For most young, healthy adults, caffeine doesn't appear to noticeably affect blood sugar (glucose) levels, and having up to 400 milligrams a day appears to be safe.
Caffeine raises levels of certain stress hormones, like epinephrine (also called adrenaline). Epinephrine can prevent your cells from processing as much sugar. It may also keep your body from making as much insulin. It blocks a protein called adenosine.
Plain coffee does not seem to directly increase levels of blood sugar, or blood glucose. This is good news for people with diabetes who like black coffee. However, some research suggests that the caffeine in coffee could impair insulin sensitivity, which is not ideal for people with diabetes.
Barley or jau water is high in insoluble fibre, which makes it good for diabetics. It is recommended for diabetics as it helps stabilise blood glucose levels. Make sure you drink unsweetened barley water to get effective results. The antioxidant properties of barley water also helps keep many diseases at bay.
Drinking water regularly may rehydrate the blood, lower blood sugar levels, and reduce diabetes risk ( 20 , 21 ). Keep in mind that water and other zero-calorie drinks are best. Avoid sugar-sweetened options, as these can raise blood glucose, drive weight gain, and increase diabetes risk ( 22 , 23 ).
A: Drinking apple cider vinegar at bedtime can help diabetic people control their blood glucose levels. A diabetic patient should take one teaspoon of apple cider vinegar in warm water before sleep. It can also aid in the regulation of fasting blood sugar levels in the morning.

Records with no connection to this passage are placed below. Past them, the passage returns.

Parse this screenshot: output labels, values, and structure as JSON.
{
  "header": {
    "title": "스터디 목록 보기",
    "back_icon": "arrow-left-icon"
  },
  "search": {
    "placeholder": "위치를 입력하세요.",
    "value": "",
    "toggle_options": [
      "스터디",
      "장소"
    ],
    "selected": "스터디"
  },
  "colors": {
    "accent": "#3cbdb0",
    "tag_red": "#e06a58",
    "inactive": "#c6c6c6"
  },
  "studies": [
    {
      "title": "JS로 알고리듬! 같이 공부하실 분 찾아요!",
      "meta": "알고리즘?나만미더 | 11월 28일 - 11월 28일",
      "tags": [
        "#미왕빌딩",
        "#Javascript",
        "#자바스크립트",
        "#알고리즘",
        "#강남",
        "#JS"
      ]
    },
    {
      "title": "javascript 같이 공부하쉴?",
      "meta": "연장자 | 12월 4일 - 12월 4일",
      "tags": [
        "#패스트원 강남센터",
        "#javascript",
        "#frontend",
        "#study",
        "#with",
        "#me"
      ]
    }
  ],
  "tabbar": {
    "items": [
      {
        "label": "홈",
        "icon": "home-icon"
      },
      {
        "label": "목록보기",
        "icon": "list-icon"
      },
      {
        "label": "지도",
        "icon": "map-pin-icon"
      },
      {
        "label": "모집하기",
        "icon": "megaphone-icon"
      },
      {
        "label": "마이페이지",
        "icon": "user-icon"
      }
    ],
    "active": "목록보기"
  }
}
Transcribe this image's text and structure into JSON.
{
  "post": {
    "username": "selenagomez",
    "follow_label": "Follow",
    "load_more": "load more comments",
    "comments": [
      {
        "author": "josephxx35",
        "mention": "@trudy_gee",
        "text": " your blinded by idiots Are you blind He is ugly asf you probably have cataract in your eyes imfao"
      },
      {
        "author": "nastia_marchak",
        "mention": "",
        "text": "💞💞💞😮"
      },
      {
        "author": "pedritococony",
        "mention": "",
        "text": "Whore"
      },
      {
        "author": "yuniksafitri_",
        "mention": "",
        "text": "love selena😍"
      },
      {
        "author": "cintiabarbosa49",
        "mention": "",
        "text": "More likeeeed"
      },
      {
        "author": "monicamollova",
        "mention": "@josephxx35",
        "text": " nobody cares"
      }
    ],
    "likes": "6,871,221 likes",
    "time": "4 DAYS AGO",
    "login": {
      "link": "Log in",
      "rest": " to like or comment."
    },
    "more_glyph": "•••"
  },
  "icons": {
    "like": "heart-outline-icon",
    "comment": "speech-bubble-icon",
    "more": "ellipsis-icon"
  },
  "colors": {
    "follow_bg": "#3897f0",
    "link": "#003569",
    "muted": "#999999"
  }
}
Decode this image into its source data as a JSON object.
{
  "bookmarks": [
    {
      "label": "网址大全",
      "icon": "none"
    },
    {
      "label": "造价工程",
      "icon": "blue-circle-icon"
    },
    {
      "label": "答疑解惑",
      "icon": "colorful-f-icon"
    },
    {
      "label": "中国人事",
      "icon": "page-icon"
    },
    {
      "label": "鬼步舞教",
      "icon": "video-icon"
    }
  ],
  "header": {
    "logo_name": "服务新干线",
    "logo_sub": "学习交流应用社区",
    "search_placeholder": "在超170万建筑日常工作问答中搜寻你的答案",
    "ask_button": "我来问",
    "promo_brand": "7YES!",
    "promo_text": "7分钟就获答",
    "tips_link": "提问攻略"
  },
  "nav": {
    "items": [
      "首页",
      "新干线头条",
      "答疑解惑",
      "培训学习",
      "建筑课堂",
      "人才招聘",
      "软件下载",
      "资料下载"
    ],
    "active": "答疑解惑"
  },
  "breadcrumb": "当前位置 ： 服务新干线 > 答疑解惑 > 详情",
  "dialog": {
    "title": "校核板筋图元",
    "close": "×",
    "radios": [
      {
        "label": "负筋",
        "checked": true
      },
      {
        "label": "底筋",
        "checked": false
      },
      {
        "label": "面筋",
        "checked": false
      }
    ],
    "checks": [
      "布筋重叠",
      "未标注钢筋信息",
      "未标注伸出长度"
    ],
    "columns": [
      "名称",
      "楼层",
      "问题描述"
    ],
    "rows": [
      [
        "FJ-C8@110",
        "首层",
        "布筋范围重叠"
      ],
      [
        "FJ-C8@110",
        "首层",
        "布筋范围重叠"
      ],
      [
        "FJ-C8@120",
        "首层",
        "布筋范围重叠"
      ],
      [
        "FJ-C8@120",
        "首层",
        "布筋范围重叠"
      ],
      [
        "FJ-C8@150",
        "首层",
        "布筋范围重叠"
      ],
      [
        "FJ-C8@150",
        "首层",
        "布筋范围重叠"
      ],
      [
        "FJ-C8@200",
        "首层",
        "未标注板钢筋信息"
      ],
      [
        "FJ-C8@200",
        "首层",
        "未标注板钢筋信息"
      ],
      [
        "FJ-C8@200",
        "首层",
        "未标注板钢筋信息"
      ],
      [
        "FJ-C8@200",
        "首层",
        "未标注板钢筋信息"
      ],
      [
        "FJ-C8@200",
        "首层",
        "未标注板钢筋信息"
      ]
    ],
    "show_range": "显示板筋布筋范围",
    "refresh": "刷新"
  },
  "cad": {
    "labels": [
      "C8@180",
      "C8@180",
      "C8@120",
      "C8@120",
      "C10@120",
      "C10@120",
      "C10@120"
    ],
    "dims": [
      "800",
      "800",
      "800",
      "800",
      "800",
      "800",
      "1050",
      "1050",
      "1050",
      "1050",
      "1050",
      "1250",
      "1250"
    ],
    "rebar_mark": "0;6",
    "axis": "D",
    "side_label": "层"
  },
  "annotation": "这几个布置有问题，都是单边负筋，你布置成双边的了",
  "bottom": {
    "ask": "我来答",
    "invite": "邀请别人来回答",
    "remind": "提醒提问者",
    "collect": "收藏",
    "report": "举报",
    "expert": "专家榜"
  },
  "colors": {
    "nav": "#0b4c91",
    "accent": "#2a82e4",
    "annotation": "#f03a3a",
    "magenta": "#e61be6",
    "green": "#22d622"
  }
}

Our data suggest that individuals who ingest moderate amounts of caffeine may develop hypoglycemic symptoms if plasma glucose levels fall into the "low-normal" range, as might occur in the late postprandial period after ingestion of a large carbohydrate load.
"Put simply, our blood sugar control is impaired when the first thing our bodies come into contact with is coffee especially after a night of disrupted sleep. We might improve this by eating first and then drinking coffee later if we feel we still feel the need it.
Blood sugar below 55 mg/dL is considered severely low.
Treatment—The "15-15 Rule"
The 15-15 rule—have 15 grams of carbohydrate to raise your blood glucose and check it after 15 minutes. If it's still below 70 mg/dL, have another serving. Repeat these steps until your blood glucose is at least 70 mg/dL.
If a person experiencing hypoglycemia becomes unconscious, a person should call 911. Then they should turn the affected person on their side and deliver a glucagon shot. According to the ADA, the person should come around within 15 minutes. They will need immediate medical attention if they do not.
Indeed, according to experts, drinking coffee on an empty stomach right after waking up can interfere with your cortisol levels and actually leave you feeling even more tired later on in the day.
Morning brew found to impair blood sugar response by 50 per cent when consumed on empty stomach.
Moreover, the consumption of coffee on an empty stomach will increase the level of acid in the stomach, which can lead to bloating and vomiting. Therefore, you should drink coffee an hour after waking up. It means that you have to eat something before, even if it was only a slice of bread.
Caffeine is an effective, natural way to boost your energy levels, but many people find they've consumed too much and want to flush it from their body. Side effects of excess caffeine intake include difficulty sleeping, jitters, shakiness, and increased heart rate.
Non-diabetic hypoglycemia, a rare condition, is low blood glucose in people who do not have diabetes. Clinicians usually want to confirm non-diabetic hypoglycemia by verifying classic symptoms along with a low sugar level AND that these symptoms recover after eating sugar.
The dawn phenomenon is an early-morning rise in blood sugar, also called blood glucose, in people with diabetes. The dawn phenomenon leads to high levels of blood sugar, a condition called hyperglycemia. It usually happens between 4 a.m. and 8 a.m.
What should your blood sugar be when you wake up? Whenever possible, aim to keep your glucose levels in range between 70 and 130 mg/dL in the morning before you eat breakfast, and between 70 and 180 mg/dL at other times.
Try to go 10 to 12 hours each night without eating, Sheth advises. For instance, if you eat breakfast at 8:30 a.m. every morning, that means capping your nighttime meals and snacks between 8:30 and 10:30 p.m. each night.
By delaying his caffeine 90 minutes to 2 hours after waking, Huberman wards off a late afternoon, or even early afternoon, crash after the caffeine wears off. And the delay allows for cortisol to follow its regular pattern.
Hu said that moderate coffee intake—about 2–5 cups a day—is linked to a lower likelihood of type 2 diabetes, heart disease, liver and endometrial cancers, Parkinson's disease, and depression. It's even possible that people who drink coffee can reduce their risk of early death.
“Have coffee when the body is producing less cortisol, about three to four hours after waking,” Cipullo says. In other words, if you wake up between 6. a.m. and 8 a.m, have your coffee between 9 a.m. and 11 a.m.